- EXERCISE AIM
All lines from the one holding "Serialize everything readable" down to the last line of the entries are to be reproduced exactly, with no other lines.

- MATERIALS PROVIDED
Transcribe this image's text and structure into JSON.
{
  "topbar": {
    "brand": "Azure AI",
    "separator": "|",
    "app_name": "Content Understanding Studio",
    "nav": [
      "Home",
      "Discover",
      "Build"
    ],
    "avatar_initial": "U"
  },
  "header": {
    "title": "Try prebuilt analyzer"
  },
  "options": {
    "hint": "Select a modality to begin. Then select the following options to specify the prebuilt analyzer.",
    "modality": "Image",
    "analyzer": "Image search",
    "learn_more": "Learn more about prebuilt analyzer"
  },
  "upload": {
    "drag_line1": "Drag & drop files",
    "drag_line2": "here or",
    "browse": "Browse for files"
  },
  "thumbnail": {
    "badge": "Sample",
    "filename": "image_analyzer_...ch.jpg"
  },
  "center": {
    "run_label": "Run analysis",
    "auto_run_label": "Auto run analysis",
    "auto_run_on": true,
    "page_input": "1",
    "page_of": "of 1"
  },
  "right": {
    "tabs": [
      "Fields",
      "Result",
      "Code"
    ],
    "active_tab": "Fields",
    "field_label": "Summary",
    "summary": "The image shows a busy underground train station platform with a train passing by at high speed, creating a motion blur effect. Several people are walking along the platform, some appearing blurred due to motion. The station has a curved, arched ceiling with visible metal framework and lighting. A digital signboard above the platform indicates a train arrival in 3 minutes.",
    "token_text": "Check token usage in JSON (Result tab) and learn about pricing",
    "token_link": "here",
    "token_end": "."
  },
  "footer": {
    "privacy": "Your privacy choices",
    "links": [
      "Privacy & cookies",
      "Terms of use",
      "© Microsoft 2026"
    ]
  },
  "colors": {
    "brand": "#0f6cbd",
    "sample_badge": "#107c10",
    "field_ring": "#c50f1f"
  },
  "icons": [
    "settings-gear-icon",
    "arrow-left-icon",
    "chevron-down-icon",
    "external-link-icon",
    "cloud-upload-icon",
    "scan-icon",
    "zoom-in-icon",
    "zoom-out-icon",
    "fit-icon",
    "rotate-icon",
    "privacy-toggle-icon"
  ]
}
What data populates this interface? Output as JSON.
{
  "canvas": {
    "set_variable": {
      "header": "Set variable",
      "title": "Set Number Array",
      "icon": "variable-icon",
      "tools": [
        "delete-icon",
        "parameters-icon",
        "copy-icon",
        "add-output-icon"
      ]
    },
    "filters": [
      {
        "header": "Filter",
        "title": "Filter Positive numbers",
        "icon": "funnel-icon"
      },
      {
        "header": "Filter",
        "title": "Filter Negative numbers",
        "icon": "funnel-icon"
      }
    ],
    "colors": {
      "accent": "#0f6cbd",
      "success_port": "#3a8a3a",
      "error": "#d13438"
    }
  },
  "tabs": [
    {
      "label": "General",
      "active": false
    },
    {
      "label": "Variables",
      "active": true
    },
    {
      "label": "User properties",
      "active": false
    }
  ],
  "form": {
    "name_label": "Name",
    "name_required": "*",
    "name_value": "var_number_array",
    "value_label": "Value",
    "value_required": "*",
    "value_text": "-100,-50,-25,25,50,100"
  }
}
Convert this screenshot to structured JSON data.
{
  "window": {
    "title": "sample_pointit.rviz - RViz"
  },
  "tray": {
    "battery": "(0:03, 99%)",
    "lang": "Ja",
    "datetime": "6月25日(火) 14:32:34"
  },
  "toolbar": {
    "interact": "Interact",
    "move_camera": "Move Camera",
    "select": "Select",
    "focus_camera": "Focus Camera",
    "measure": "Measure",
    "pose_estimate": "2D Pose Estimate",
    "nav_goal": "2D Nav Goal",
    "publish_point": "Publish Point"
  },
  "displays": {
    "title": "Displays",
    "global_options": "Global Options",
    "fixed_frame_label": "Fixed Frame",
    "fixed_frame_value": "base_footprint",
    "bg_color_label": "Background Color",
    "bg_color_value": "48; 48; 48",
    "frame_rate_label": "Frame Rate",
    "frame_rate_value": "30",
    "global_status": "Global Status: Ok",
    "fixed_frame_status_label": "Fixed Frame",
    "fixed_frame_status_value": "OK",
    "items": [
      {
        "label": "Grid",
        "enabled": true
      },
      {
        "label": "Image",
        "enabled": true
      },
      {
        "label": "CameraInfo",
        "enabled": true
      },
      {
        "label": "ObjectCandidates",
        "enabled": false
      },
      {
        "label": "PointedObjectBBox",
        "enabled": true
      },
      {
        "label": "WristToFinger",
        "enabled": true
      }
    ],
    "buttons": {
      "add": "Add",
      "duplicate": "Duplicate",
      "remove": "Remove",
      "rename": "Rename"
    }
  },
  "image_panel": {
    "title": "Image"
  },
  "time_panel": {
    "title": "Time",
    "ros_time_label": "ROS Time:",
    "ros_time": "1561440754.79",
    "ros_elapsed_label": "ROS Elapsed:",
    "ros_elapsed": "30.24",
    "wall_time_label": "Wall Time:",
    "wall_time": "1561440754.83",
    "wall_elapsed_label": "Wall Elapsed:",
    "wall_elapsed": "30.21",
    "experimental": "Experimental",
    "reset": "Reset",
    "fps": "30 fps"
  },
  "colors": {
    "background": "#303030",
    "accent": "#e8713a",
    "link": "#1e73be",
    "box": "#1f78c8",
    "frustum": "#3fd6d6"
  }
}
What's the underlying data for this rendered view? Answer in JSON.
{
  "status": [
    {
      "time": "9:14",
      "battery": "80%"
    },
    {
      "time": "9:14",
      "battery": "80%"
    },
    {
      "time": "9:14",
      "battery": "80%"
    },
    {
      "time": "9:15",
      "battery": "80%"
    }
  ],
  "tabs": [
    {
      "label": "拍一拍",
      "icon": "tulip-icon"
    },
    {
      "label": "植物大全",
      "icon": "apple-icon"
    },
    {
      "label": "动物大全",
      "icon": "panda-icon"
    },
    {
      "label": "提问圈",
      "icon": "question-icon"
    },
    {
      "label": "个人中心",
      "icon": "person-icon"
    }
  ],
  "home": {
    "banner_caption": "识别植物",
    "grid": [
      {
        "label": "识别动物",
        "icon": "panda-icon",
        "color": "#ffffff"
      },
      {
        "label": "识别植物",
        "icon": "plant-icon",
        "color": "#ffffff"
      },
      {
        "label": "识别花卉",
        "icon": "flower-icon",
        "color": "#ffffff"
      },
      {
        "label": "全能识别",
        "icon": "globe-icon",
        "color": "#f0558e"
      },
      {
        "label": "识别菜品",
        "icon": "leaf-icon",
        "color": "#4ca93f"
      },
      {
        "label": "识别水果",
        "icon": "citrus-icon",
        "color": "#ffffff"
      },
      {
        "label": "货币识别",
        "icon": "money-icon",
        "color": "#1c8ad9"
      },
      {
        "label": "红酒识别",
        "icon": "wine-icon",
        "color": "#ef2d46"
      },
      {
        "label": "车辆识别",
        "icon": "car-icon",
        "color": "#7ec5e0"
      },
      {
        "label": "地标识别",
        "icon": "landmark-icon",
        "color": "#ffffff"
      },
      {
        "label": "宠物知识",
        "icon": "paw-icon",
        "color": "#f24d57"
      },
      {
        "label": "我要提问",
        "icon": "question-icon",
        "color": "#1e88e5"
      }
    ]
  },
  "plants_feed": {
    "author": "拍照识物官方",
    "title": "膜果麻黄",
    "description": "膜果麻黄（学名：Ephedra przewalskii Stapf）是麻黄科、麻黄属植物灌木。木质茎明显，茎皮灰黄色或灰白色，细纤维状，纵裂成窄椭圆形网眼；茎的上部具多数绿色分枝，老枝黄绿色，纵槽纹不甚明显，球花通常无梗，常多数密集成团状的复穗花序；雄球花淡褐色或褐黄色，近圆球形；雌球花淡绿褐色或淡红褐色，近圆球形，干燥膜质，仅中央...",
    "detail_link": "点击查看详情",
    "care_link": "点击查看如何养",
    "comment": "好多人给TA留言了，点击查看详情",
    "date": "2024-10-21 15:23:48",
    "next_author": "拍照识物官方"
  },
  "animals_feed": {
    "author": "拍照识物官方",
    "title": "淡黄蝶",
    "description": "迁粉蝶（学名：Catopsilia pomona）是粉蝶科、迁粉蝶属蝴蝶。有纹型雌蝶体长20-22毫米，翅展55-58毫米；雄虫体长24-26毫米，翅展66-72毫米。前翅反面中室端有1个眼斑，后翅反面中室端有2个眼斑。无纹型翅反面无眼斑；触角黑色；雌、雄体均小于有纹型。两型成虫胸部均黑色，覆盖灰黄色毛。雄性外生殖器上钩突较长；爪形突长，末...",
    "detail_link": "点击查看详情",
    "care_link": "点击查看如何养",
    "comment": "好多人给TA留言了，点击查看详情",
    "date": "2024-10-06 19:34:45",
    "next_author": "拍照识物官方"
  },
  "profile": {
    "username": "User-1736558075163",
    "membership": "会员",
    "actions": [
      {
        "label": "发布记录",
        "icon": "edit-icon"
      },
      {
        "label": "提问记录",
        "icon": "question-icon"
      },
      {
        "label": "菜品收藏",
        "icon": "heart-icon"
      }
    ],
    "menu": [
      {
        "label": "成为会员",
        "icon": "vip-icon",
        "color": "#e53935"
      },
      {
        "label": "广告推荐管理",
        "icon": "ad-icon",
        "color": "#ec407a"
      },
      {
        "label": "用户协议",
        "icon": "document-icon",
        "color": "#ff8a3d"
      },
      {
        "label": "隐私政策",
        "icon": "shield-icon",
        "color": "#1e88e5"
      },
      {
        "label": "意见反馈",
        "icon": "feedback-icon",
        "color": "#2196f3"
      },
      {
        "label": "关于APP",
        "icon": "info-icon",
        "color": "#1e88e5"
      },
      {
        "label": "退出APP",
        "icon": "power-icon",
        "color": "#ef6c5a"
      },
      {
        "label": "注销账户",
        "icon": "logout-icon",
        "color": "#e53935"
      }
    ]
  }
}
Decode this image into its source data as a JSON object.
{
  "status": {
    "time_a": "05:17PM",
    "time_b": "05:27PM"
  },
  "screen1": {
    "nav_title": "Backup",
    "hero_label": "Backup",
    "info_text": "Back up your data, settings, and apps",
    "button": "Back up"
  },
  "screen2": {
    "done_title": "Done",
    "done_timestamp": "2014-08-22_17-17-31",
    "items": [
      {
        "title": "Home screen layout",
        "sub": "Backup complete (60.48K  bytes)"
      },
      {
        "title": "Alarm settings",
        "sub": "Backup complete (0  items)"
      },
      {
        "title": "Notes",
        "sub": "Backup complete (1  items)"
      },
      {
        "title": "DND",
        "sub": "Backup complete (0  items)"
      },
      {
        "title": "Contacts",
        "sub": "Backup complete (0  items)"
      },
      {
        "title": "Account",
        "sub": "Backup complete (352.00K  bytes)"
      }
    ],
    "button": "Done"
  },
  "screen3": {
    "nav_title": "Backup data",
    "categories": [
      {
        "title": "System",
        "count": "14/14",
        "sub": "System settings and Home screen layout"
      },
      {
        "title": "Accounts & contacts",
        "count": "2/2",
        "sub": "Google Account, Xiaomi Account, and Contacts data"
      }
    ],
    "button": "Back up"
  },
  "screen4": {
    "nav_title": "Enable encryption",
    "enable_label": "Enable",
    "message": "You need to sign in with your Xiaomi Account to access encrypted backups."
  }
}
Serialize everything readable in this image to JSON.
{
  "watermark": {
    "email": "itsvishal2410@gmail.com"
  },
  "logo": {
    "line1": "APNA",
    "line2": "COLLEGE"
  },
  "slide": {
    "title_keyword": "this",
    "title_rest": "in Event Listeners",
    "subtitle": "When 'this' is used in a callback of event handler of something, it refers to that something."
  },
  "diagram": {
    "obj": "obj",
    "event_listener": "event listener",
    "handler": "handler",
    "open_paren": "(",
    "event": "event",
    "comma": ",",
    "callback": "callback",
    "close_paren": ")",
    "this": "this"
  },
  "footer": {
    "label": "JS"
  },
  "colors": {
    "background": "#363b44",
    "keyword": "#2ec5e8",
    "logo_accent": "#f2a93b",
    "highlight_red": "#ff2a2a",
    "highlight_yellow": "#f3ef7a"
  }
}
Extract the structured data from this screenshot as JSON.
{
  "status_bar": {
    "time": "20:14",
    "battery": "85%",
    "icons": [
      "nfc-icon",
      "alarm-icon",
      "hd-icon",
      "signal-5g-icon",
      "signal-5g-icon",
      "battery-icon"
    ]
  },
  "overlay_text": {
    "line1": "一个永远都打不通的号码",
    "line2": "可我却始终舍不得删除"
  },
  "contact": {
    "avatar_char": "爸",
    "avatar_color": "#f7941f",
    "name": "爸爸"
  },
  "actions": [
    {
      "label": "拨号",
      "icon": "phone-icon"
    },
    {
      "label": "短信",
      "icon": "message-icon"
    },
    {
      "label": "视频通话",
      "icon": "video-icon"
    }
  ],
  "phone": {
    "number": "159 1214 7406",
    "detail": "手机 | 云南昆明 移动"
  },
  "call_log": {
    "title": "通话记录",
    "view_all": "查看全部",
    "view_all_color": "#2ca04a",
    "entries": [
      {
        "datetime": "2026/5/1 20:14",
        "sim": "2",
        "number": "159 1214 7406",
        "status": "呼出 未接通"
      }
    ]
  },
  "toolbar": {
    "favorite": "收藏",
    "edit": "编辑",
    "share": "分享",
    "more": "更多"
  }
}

- EXERCISE RESULT
Serialize everything readable in this image to JSON.
{
  "watermark": {
    "email": "itsvishal2410@gmail.com"
  },
  "logo": {
    "line1": "APNA",
    "line2": "COLLEGE"
  },
  "slide": {
    "title_keyword": "this",
    "title_rest": "in Event Listeners",
    "subtitle": "When 'this' is used in a callback of event handler of something, it refers to that something."
  },
  "diagram": {
    "obj": "obj",
    "event_listener": "event listener",
    "handler": "handler",
    "open_paren": "(",
    "event": "event",
    "comma": ",",
    "callback": "callback",
    "close_paren": ")",
    "this": "this"
  },
  "footer": {
    "label": "JS"
  },
  "colors": {
    "background": "#363b44",
    "keyword": "#2ec5e8",
    "logo_accent": "#f2a93b",
    "highlight_red": "#ff2a2a",
    "highlight_yellow": "#f3ef7a"
  }
}
Extract the structured data from this screenshot as JSON.
{
  "status_bar": {
    "time": "20:14",
    "battery": "85%",
    "icons": [
      "nfc-icon",
      "alarm-icon",
      "hd-icon",
      "signal-5g-icon",
      "signal-5g-icon",
      "battery-icon"
    ]
  },
  "overlay_text": {
    "line1": "一个永远都打不通的号码",
    "line2": "可我却始终舍不得删除"
  },
  "contact": {
    "avatar_char": "爸",
    "avatar_color": "#f7941f",
    "name": "爸爸"
  },
  "actions": [
    {
      "label": "拨号",
      "icon": "phone-icon"
    },
    {
      "label": "短信",
      "icon": "message-icon"
    },
    {
      "label": "视频通话",
      "icon": "video-icon"
    }
  ],
  "phone": {
    "number": "159 1214 7406",
    "detail": "手机 | 云南昆明 移动"
  },
  "call_log": {
    "title": "通话记录",
    "view_all": "查看全部",
    "view_all_color": "#2ca04a",
    "entries": [
      {
        "datetime": "2026/5/1 20:14",
        "sim": "2",
        "number": "159 1214 7406",
        "status": "呼出 未接通"
      }
    ]
  },
  "toolbar": {
    "favorite": "收藏",
    "edit": "编辑",
    "share": "分享",
    "more": "更多"
  }
}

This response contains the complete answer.